New propositions: 2019 saw the launch of our Smart Property Management service. We are currently exploring a developing product range of smart devices that are new to the market. Therefore, our current focus is on the portfolio managed smart heating controls. However, watch this space for new products as we test and add them to our range! Smart homes are only getting smarter due to IoT (Internet of Things) devices and machine learning becoming more advanced. We expect the future to see WiFi technology transforming from smart homes into high-speed smart cities. Our portfolio smart heating solution has been available from 1st November so if you include heating bills in the rental package and want more predictable costs and savings to your bottom line then please get in touch.
Meet the team? – Lauren Rose
Meet marketing team member Lauren Rose, our Landlord aficionado and Facebook advertising expert. Here’s what she gets up to when she’s not teaching us new data about Facebook adverts. “Hi! I’m Lauren, I’m part of the marketing team and currently manage the Landlords side of the business. Since starting at Landlord Broadband, I’ve really enjoyed developing my social media marketing skills, as well as learning new things about the field in general, alongside studying Marketing at the University of York. When I’m not working and/or studying, I love to cycle, hike, and try new and original places to eat and drink!”

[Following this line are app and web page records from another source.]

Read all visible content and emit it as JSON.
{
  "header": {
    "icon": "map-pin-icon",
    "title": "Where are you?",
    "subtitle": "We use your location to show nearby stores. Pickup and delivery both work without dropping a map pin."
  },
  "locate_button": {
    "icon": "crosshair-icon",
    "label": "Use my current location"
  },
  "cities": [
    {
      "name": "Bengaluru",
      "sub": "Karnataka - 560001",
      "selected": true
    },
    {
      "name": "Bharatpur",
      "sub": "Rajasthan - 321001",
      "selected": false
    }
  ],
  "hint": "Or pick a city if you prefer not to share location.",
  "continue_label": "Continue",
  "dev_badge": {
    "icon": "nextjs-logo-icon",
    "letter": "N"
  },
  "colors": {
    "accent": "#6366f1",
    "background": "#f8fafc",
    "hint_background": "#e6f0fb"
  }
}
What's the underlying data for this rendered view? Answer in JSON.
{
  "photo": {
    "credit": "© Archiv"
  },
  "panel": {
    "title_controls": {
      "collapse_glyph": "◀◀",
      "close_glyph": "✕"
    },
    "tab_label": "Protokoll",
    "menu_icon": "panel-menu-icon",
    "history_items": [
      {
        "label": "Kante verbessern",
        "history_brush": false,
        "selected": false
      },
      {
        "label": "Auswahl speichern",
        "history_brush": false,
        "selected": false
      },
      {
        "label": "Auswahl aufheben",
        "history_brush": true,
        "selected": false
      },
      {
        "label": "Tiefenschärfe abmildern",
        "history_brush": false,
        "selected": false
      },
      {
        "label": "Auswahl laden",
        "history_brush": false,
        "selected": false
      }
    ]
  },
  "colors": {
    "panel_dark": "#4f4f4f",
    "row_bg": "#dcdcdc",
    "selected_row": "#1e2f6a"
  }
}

That’s it from us, we hope you enjoyed our newsletter,
(The champions of Wi-Fi friendly accommodation)
Fun Fact: Wi-Fi has been around for quite some time! Those of us old enough to remember dial-up internet may think that WiFi is a new technology. In fact, WiFi has been around since September 1990! It will be 30 years old this year. Feel old yet?